In addition to making decisions with more of an eye toward the potential survivability of a given piece of software in the face of a failing economy, some attention should be paid to how compatible any software you select is with other offerings that can serve the same purposes for you. Sometimes, when making (hopefully educated) guesses about things like how likely a piece of software is to continue to receive support, we guess incorrectly. There are always likely to be factors we didn't know about when our guesses were made that will affect the accuracy of those guesses. Choosing for maximum compatibility between applications is one way to hedge your bets.
If you select a piece of software that uses file formats or works with input and output streams according to open standards, and for some reason that piece of software ceases receiving support for security updates, it may be very easy and very cheap to switch to a different piece of software without losing any data or suffering any operational discontinuity (that's managerial language for "day to day business coming to a screeching, expensive halt"). Even if there isn't really any set of applications that all use the same open standards in a given case, allowing a one-for-one replacement in case changing software selections becomes necessary, there are still things you can do to make a potential future transition easier. The two biggest aids in that regard are choosing software for which you have access to the source code (whether through licensing deals with the vendor, favoring applications written in interpreted rather than compiled languages, or using open source software) and choosing software that uses easily parsed data formats (i.e., plain text).
When selecting software, especially in what may turn out to be a very volatile next few years for the software industry, add to your criteria concerns over the possibility of what you choose simply going away some day (or at least ceasing to receive security support). Choosing well may help you avoid larger costs later on.
While you're at it, have a look at what you're already using and see how future-proof it is. If you can improve that situation without business disruption now, rather than unexpectedly finding business already disrupted later and having to fix it then, you'll be better off.
Chad Perrin is an IT consultant, developer, and freelance professional writer.

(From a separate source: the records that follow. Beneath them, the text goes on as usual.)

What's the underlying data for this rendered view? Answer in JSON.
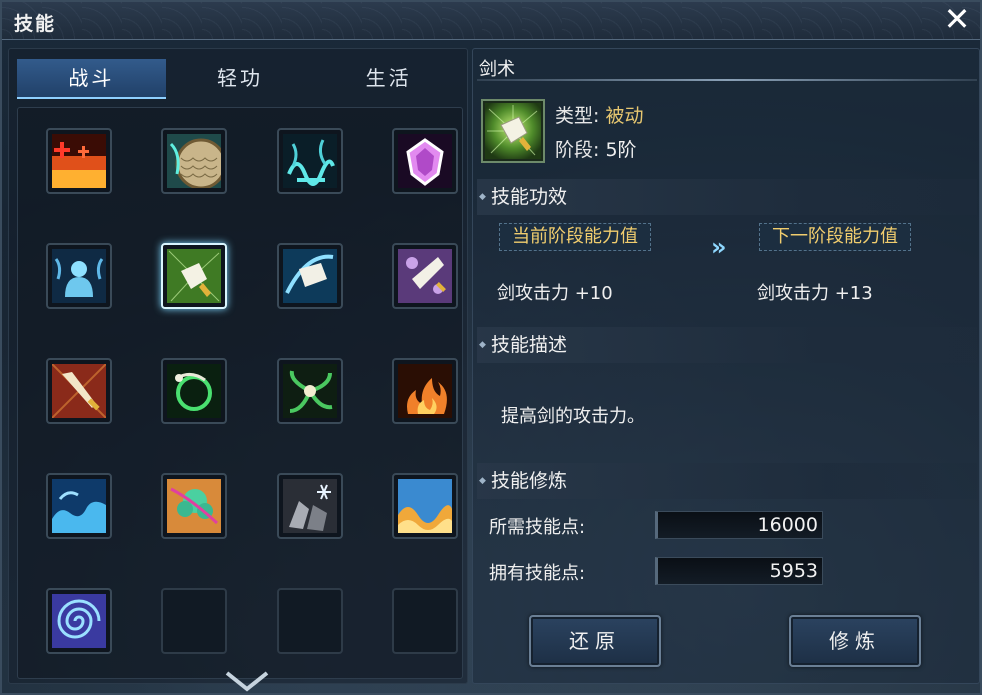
{
  "window": {
    "title": "技能",
    "close_symbol": "✕"
  },
  "tabs": [
    {
      "label": "战斗",
      "active": true
    },
    {
      "label": "轻功",
      "active": false
    },
    {
      "label": "生活",
      "active": false
    }
  ],
  "skills": [
    {
      "icon": "flame-field-icon"
    },
    {
      "icon": "shield-scales-icon"
    },
    {
      "icon": "spirit-bridge-icon"
    },
    {
      "icon": "pink-crystal-icon"
    },
    {
      "icon": "water-spirit-icon"
    },
    {
      "icon": "sword-art-icon",
      "selected": true
    },
    {
      "icon": "blade-whirl-icon"
    },
    {
      "icon": "purple-blade-icon"
    },
    {
      "icon": "gold-sword-icon"
    },
    {
      "icon": "green-orbit-icon"
    },
    {
      "icon": "wind-fan-icon"
    },
    {
      "icon": "fire-blossom-icon"
    },
    {
      "icon": "blue-wave-icon"
    },
    {
      "icon": "tree-pink-icon"
    },
    {
      "icon": "light-crystal-icon"
    },
    {
      "icon": "desert-wave-icon"
    },
    {
      "icon": "vortex-icon"
    },
    {
      "icon": "empty"
    },
    {
      "icon": "empty"
    },
    {
      "icon": "empty"
    }
  ],
  "detail": {
    "name": "剑术",
    "type_label": "类型:",
    "type_value": "被动",
    "stage_label": "阶段:",
    "stage_value": "5阶",
    "effect": {
      "header": "技能功效",
      "current_label": "当前阶段能力值",
      "next_label": "下一阶段能力值",
      "arrow": "»",
      "current_value": "剑攻击力 +10",
      "next_value": "剑攻击力 +13"
    },
    "description": {
      "header": "技能描述",
      "text": "提高剑的攻击力。"
    },
    "training": {
      "header": "技能修炼",
      "required_label": "所需技能点:",
      "required_value": "16000",
      "owned_label": "拥有技能点:",
      "owned_value": "5953"
    }
  },
  "buttons": {
    "restore": "还原",
    "train": "修炼"
  },
  "colors": {
    "accent_gold": "#e7c770",
    "tab_active": "#3c6eaa",
    "highlight": "#8fd8ff"
  }
}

He holds both Microsoft and CompTIA certifications and is a graduate of two IT industry trade schools.